6 Days in Ireland | Day 2

We woke fairly early on our second day. Our room faced a very popular (and loud) nesting area for Rooks, a large crow like bird that is found almost everywhere in Ireland. In the photo below you can see 7 nests to the right of the chimmney. 

Our first full Irish breakfast which also came with tea, coffee and endless toast.

Our first full Irish breakfast which also came with tea, coffee and endless toast.

Our first stop of the day was to be Donegal Castle, however we where completely sidetracked when we both spotted a huge mansion on a hill from the road.

Downhill House

Downhill House

Know as Downhill house, this we easily one of our favourite places. We realized later finding it was a complete accident as we had planned to go a completely different way. Downhill House was a mansion built in the late 18th century for Frederick, 4th Earl of Bristol and Lord Bishop of Derry. Most of the building was destroyed by fire in 1851 before being rebuilt in the 1870s. It fell into disrepair after the Second World War.


In addition to the mansion ruins, there was a temple at the sea cliffs with an incredible view.

After our surprise stop we headed on to Donegal Castle, County Donegal in Ulster.

Our next stop was Silgo Abbey, founded in the 13th century by Maurice Fitzgerald.

We also visited Boyle Abbey, founded in 1142. 

Before heading towards the Cliffs of Moher we stopped at Roscommon Castle, a dramatic and imposing 13th Century Norman Castle. A massive, fortress like castle that looks as though it was about 6 stories high. The castle was captured and re-captured several times through-out history before be burned in 1690 and then left to decay. It now sits next to a park and children's playground and is free to visit.

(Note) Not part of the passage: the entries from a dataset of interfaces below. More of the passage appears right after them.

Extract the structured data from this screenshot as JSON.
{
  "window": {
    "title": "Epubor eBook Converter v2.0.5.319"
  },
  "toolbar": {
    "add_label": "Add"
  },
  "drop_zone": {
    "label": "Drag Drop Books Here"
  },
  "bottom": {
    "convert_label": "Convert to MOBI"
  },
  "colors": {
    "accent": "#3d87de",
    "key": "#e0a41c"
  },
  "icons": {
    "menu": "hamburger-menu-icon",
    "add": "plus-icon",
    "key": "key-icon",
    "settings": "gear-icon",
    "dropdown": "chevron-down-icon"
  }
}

Heading towards the Cliff of Moher (and our next B&B) we come across this impressive place. We could have easily stayed longer to take more photos but we didn't want to keep our B&B hosts waiting up for us. The sun was really started to set at this point and we still hadn't grabbed any dinner. We found through out our trip that many places stopped serving dinner after 8pm.

We arrived at our B&B just in time to see the sun setting at the cliffs.

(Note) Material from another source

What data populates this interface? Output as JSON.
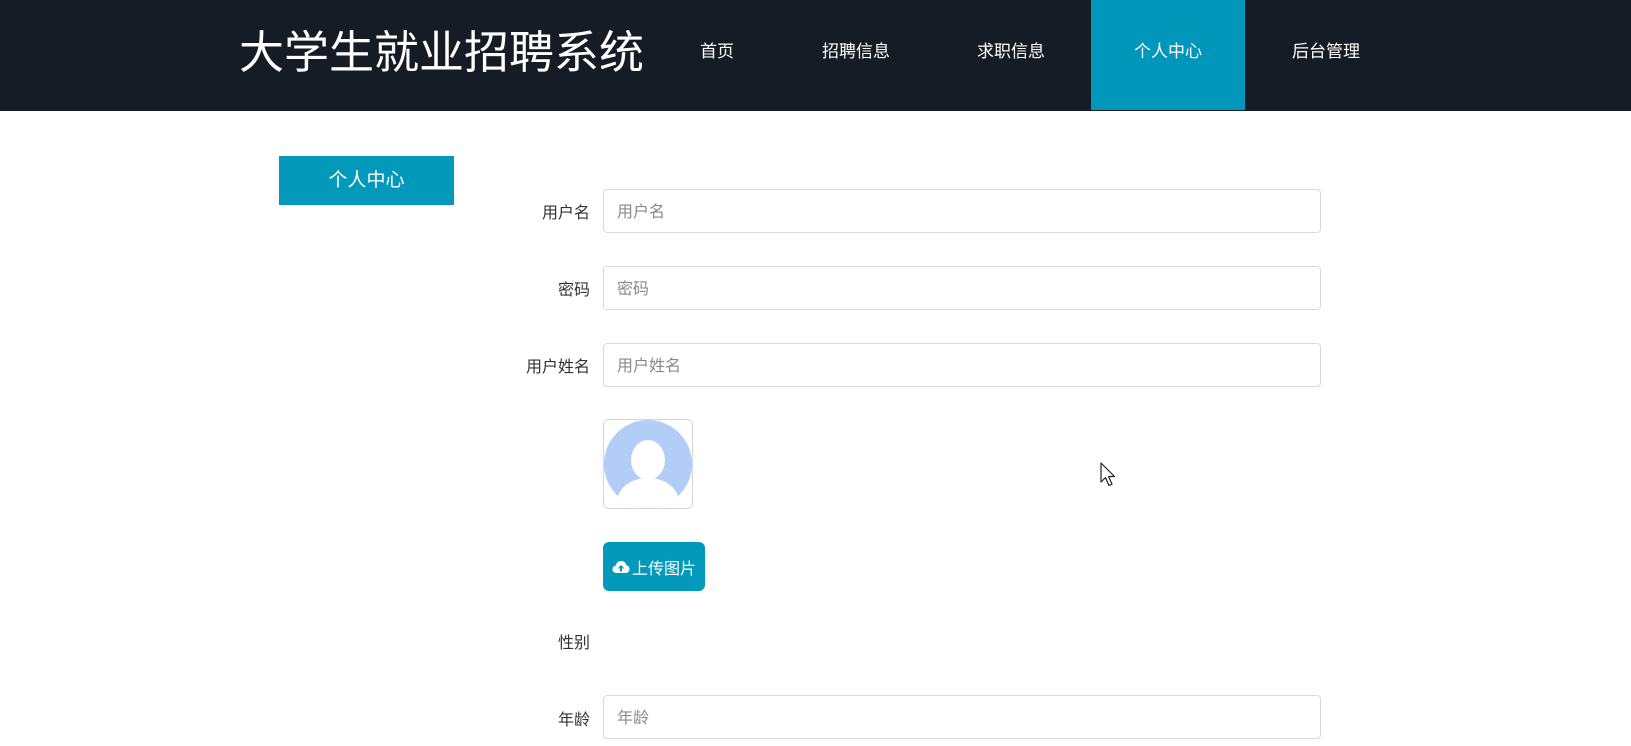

6 Days in Ireland | Day 1

When we first talked about visiting Ireland we decided that the best way for us to experience Ireland would be by car. We liked the idea of being our own tour guides.  We hoped to find some hidden gems (castles, ruins etc.) as we adventured along some of Irelands incredibly small, winding roads.

Our first day started at 5am (Ireland time) or about midnight our time. And after a quick pass through customs we picked up our rental car to begin our journey towards Northern Ireland. We knew that driving on the left side of the road, on the right side of the car would take a bit of getting used to. However, nothing prepared us for the challenge of trying to get the car into reverse! As it turns out you have to push the shifter down and then over to reverse. A local who was kind enough to provide us advice on on the matter, other wise i'm not sure we would made it out of the lot. 

One of the first things we noticed as we started driving was how green everything was. Spring had not really hit Ontario yet, the trees were just starting to bud at home. Spring comes much earlier to Ireland then it does to Canada.

Our first stop was Carrickfergus Castle, a Norman Irish castle in Northern Ireland, situated in the town of Carrickfergus in County Antrim, on the northern shore of Belfast Lough.

After a walk around Carrickfergus, we headed over to the Dark Hedges, a tricky place to find if you don't have GPS. Using your phone as your sole source for directions is not recommended as many places in Ireland have no cell reception. It is considered a good idea to get GPS with the rental of your car. However, that being said there were a few places that could only be found with the help of our phones, the Dark Hedges being one of those places.

If you are a Game of Thrones fan then you may be familiar with the Dark Hedges, the stunning tree tunnel that appeared in season 2 and was referred to as the King's Road. The beech trees that line this this road were planted in the 18th century by the Stuart family in order to impress visitors on the approach to their home, Gracehill House. As the trees grew larger they created the amazing tree tunnel we see today. Over the years some of the trees have fallen, mostly due to storms, however new trees have been planted to replace those that have been lost.

From the Dark Hedges, we then made our way to the Giants Causeway, another incredibly popular destination in Northern Ireland. The walk from the Visitors centre is easy going down, however it is worth the 1 pound for the bus ride back up.

From the Giant's Causeway we headed over to Dunluce Castle, a now-ruined medieval castle in Northern Ireland. It is located on the edge of a basalt outcropping in County Antrim, and is a quick 20 min drive from the Giant's Causeway.

Our first day in Ireland was fun but we were pretty worn out by dinner time. Staying up for such a long time finally caught up with us. We tried sleeping during our flight but found it nearly impossible. So after a nice dinner we grabbed a room at a Tavern near Bushmills and called it a night.